Task requirements: Return, from the data below, each line that contains the word "Berlin".

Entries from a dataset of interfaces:
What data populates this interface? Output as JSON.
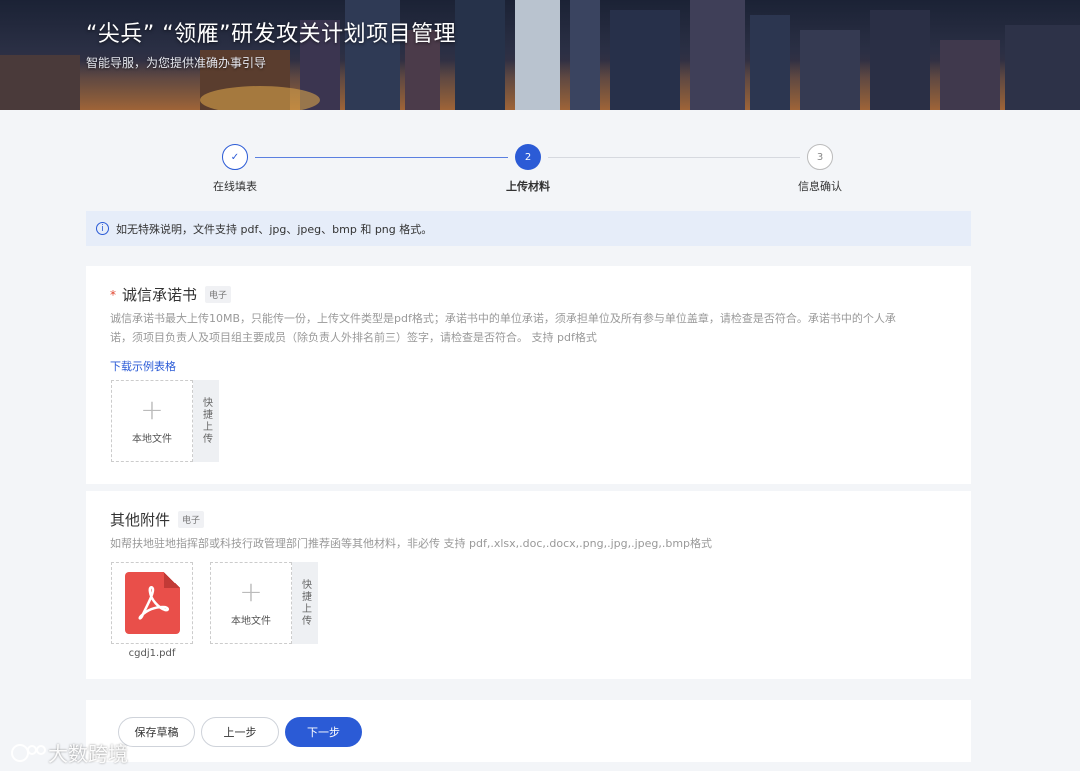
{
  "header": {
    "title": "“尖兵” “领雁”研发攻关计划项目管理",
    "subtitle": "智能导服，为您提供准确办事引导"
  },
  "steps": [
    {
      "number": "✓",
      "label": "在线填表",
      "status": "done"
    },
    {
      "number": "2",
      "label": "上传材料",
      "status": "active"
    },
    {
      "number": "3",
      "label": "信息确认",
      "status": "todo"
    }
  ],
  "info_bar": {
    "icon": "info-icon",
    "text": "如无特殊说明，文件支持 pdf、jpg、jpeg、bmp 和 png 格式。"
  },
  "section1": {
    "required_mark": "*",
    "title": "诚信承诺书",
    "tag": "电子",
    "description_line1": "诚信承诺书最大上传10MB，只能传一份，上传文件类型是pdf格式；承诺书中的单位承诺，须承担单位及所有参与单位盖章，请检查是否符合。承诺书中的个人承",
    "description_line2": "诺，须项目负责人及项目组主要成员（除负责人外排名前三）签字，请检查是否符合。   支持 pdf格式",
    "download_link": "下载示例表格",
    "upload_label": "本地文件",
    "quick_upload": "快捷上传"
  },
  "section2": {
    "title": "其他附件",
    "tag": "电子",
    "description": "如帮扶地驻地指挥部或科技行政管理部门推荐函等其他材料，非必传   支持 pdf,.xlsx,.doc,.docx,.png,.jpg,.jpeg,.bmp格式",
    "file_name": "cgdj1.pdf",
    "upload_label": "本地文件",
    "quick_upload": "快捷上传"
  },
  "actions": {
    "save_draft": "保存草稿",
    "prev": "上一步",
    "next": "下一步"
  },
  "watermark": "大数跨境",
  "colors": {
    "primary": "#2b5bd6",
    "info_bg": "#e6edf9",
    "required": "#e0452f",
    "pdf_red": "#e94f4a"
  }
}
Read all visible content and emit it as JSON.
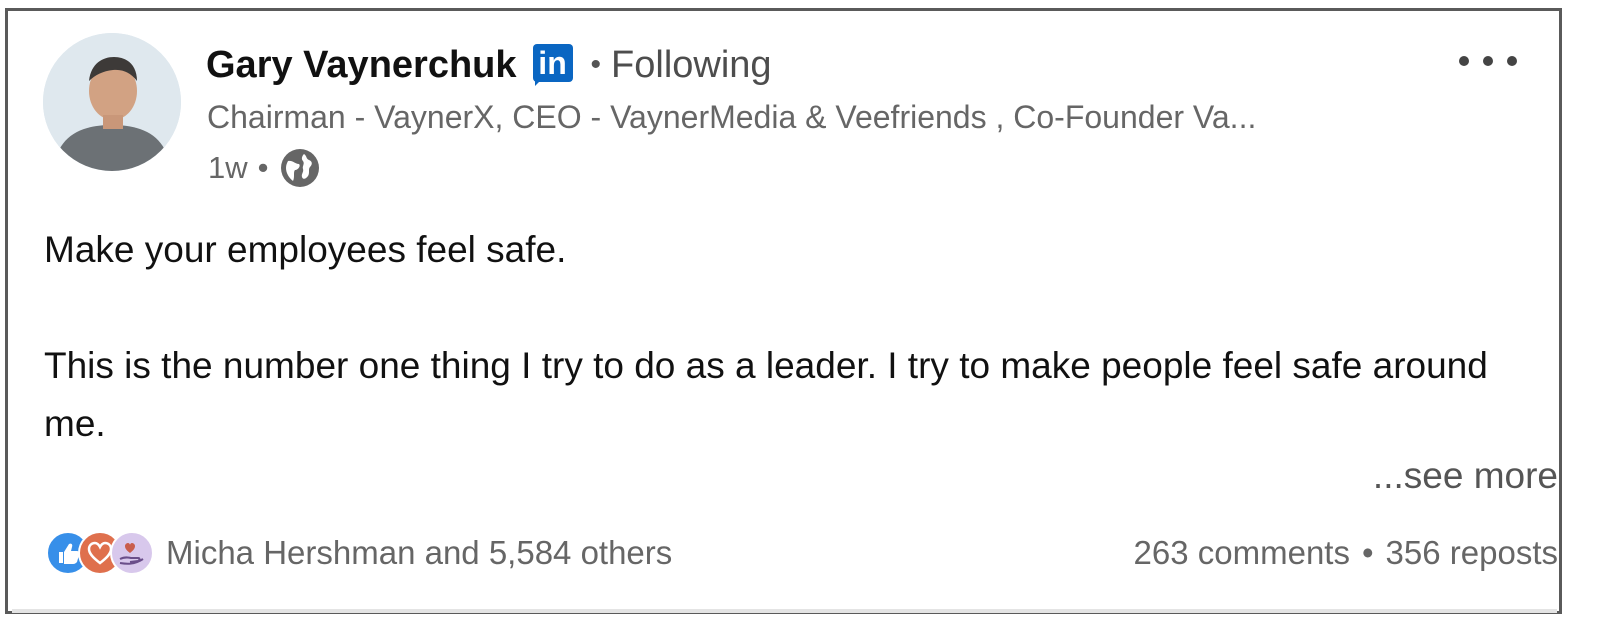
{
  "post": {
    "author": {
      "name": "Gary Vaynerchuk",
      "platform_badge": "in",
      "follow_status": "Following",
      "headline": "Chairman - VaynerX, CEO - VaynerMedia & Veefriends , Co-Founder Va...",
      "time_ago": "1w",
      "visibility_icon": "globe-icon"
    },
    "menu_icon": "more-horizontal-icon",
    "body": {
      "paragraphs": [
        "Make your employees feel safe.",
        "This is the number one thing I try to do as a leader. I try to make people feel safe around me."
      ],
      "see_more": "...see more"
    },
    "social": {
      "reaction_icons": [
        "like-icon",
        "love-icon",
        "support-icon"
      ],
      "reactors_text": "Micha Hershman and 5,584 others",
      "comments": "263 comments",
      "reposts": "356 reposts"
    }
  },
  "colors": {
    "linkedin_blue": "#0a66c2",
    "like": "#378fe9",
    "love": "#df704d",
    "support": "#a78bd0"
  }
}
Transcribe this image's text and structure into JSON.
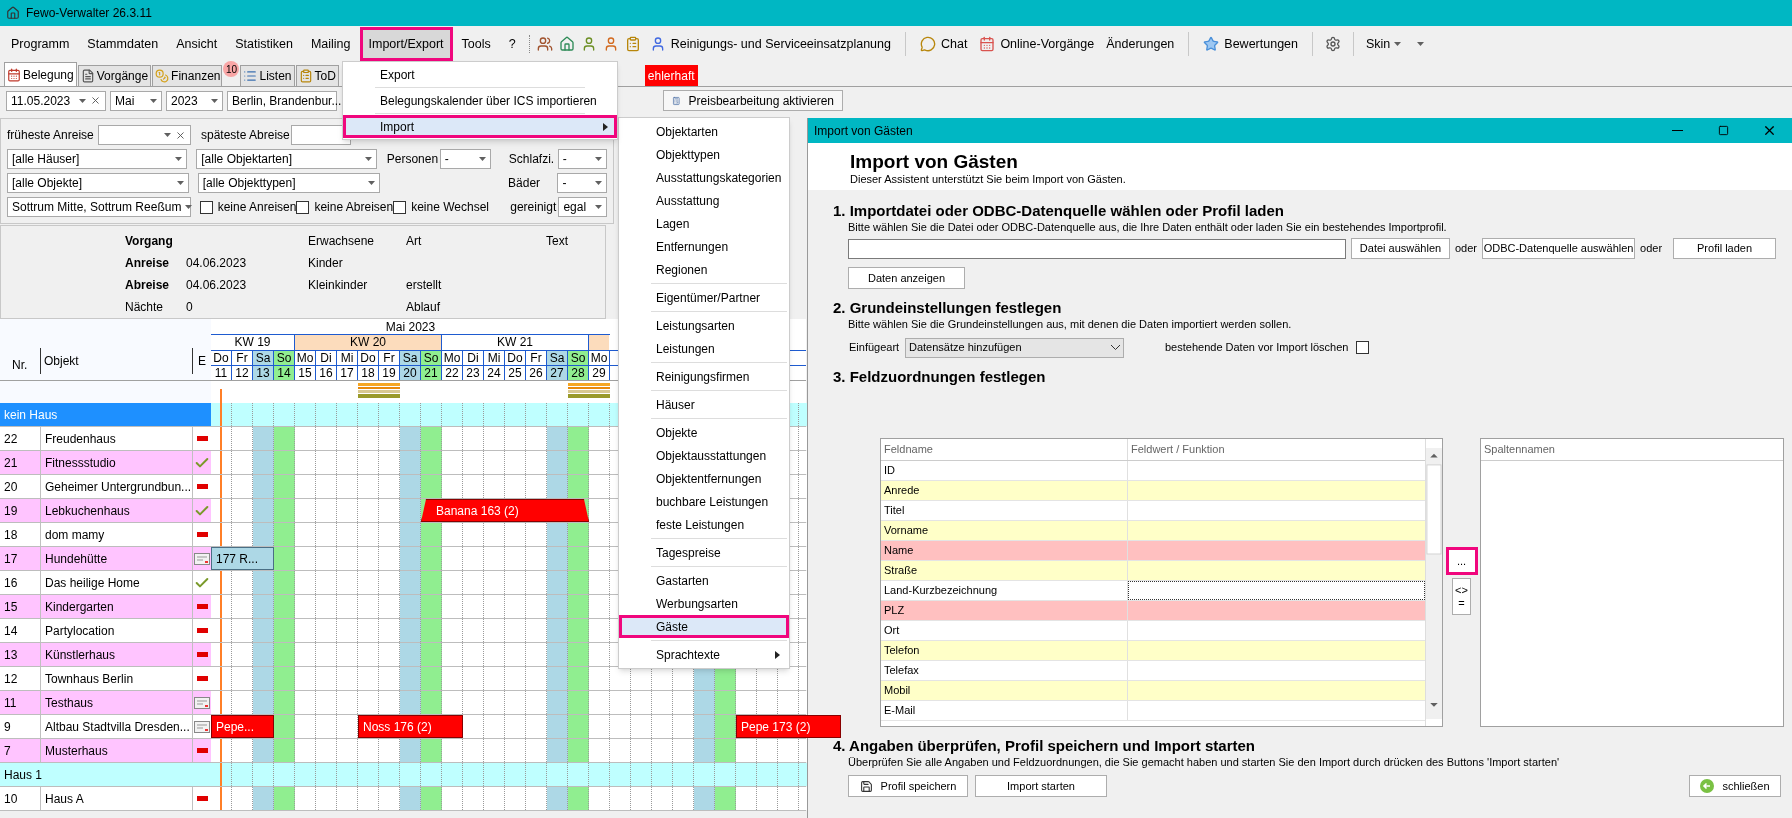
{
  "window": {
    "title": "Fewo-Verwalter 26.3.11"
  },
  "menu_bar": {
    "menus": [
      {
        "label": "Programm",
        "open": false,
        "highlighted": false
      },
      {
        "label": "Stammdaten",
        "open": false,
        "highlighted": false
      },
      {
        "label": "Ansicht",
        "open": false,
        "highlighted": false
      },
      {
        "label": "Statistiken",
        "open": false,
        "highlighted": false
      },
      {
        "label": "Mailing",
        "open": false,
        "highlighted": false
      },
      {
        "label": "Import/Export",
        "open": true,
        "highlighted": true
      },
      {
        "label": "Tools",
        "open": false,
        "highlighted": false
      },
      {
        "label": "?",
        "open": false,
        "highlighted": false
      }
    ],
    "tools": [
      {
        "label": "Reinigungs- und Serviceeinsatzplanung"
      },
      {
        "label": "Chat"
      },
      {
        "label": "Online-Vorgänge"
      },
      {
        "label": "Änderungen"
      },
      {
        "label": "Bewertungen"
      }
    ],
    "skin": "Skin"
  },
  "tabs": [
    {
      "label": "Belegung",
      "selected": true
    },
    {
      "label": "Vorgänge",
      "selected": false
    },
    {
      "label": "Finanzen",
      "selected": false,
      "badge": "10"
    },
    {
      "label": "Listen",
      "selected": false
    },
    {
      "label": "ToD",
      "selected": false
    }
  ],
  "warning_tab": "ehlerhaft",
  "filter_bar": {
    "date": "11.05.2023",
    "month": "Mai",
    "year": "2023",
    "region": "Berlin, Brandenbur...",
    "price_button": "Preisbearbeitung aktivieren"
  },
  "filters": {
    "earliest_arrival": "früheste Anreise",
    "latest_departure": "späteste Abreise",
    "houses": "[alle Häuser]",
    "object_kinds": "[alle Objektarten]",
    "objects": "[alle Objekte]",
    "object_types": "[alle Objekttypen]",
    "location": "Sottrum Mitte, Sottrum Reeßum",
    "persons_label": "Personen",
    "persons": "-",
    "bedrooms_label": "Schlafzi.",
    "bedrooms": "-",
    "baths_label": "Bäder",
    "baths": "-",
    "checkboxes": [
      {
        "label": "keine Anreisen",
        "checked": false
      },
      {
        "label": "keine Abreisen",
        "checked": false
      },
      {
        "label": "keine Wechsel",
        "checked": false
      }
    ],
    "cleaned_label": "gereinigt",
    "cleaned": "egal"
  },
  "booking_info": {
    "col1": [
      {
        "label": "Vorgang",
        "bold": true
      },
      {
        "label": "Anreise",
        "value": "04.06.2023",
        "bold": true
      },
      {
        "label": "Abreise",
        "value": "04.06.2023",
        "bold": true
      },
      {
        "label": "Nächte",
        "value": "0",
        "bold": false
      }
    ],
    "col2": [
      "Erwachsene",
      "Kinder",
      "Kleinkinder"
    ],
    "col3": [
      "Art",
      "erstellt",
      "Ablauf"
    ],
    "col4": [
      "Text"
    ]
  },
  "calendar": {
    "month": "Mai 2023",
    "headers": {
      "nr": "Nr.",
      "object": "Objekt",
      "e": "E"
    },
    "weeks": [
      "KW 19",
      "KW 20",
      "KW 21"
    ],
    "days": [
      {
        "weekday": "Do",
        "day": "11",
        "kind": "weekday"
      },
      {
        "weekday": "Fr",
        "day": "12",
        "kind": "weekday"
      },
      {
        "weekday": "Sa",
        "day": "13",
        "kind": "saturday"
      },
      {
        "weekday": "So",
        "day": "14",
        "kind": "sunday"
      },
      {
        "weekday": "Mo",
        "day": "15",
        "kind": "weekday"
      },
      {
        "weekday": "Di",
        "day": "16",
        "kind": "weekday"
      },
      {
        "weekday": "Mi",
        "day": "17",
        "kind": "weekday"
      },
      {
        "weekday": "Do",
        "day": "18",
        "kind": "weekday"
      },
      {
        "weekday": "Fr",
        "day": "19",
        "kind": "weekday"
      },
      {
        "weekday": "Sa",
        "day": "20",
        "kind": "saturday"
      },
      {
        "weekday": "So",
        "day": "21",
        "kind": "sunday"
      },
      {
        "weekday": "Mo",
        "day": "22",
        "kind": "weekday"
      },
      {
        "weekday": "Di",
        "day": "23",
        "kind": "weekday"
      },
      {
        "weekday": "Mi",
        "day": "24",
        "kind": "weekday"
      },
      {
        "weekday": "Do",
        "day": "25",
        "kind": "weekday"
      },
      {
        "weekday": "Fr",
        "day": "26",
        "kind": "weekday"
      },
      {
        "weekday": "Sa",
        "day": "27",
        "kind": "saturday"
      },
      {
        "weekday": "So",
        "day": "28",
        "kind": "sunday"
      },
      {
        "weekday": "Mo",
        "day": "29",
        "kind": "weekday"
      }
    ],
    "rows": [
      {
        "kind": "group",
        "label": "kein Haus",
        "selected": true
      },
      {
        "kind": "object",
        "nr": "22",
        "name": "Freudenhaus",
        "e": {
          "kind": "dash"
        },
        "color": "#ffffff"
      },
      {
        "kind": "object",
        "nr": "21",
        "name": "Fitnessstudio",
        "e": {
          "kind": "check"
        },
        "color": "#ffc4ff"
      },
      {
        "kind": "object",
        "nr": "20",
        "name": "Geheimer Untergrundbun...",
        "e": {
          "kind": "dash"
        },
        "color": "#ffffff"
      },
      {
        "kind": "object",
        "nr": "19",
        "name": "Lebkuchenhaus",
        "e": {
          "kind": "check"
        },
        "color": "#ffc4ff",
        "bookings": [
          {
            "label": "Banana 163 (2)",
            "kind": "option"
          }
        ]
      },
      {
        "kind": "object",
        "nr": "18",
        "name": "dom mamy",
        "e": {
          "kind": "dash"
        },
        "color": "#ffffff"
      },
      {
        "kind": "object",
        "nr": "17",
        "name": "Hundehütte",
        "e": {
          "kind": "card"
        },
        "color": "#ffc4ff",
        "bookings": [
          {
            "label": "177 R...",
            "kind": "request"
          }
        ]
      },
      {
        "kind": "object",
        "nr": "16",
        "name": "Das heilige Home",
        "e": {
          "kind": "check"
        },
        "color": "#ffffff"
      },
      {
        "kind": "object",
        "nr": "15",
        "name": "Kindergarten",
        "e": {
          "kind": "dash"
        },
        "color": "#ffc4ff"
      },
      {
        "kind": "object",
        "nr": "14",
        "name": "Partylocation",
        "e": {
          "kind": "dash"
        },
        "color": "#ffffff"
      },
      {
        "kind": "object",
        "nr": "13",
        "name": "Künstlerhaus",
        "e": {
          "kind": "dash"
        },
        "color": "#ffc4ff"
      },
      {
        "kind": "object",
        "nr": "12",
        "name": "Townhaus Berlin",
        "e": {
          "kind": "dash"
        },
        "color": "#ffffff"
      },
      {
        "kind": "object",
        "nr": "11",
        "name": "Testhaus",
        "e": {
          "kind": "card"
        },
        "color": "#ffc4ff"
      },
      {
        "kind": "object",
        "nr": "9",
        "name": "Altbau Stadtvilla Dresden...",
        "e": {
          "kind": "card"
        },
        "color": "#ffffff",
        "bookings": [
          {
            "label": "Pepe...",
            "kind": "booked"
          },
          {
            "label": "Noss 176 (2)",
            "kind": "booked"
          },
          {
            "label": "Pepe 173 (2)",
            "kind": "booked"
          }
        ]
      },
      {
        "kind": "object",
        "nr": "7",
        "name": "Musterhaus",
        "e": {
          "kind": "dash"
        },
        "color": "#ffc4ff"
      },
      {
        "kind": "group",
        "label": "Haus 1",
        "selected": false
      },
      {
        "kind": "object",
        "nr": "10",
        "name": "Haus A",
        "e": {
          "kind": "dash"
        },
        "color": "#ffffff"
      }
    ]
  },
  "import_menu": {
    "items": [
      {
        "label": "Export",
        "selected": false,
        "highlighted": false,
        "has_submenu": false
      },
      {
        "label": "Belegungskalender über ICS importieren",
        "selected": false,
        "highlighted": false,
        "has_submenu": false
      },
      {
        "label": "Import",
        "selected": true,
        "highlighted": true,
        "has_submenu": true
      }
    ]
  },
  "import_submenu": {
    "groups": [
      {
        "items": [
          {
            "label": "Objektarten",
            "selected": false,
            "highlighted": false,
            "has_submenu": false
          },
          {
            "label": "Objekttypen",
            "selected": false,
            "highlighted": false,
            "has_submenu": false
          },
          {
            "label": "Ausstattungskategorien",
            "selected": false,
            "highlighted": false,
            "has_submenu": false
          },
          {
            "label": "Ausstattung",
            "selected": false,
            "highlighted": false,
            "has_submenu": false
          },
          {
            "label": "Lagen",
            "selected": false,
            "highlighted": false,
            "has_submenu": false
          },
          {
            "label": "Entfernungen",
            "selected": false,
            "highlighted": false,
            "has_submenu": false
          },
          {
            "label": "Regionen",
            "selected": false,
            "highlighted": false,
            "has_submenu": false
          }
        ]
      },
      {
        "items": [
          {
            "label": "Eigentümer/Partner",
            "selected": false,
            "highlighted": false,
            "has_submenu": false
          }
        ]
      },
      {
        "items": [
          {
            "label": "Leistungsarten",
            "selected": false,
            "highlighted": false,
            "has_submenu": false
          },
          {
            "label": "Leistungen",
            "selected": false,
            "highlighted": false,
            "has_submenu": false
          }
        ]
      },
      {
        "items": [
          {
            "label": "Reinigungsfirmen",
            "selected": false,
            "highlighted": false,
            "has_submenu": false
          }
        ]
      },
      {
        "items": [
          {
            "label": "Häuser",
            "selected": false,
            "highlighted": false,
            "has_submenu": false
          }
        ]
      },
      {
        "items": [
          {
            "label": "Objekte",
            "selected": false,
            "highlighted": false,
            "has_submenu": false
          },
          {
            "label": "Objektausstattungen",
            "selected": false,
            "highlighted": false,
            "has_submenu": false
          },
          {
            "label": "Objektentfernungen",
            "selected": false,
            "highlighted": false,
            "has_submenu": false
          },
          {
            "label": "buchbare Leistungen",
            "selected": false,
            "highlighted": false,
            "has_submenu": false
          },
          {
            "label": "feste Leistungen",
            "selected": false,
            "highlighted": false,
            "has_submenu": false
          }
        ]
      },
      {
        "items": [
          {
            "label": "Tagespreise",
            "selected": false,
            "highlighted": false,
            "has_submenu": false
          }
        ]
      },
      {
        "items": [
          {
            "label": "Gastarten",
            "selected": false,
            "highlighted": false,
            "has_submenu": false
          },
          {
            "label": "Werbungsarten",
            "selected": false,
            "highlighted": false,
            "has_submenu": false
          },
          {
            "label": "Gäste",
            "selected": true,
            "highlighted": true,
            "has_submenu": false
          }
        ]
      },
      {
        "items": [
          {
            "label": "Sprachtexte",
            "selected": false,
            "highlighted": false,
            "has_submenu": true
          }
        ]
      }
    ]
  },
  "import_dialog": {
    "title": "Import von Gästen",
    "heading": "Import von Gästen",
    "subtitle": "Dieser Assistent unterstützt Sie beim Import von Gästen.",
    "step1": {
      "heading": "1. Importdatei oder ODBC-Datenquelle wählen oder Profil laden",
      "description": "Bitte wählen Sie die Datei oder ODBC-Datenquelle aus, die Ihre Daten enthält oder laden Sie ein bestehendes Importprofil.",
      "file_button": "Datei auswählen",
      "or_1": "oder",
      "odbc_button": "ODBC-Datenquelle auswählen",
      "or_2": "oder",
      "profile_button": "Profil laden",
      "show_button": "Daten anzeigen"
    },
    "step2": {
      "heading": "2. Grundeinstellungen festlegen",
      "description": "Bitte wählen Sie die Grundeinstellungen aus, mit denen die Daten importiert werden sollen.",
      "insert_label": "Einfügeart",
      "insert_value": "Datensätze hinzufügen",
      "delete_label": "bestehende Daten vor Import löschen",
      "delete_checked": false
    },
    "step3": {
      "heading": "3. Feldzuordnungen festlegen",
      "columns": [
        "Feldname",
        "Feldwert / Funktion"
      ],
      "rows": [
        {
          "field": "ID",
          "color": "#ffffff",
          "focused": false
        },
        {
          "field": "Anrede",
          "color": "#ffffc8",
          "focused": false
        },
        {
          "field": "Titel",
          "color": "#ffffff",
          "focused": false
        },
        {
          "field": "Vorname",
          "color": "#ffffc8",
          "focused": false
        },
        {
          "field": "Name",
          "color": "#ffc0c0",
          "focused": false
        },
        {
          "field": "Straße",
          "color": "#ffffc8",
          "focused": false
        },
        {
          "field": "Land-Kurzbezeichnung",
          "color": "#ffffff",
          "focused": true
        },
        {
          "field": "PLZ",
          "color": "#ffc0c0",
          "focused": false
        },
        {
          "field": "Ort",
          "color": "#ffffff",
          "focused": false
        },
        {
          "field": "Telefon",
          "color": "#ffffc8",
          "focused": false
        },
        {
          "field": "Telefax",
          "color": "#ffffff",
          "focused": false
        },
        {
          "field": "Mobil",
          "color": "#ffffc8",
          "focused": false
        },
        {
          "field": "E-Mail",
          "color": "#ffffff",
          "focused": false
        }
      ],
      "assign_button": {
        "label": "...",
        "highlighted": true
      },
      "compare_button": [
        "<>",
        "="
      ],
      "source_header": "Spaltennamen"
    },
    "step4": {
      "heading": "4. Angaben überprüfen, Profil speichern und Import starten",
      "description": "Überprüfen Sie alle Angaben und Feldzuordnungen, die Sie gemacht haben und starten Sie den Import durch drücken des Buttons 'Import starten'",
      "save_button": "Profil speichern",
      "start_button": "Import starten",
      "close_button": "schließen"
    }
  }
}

Your solution:
    "region": "Berlin, Brandenbur...",
        "name": "Townhaus Berlin",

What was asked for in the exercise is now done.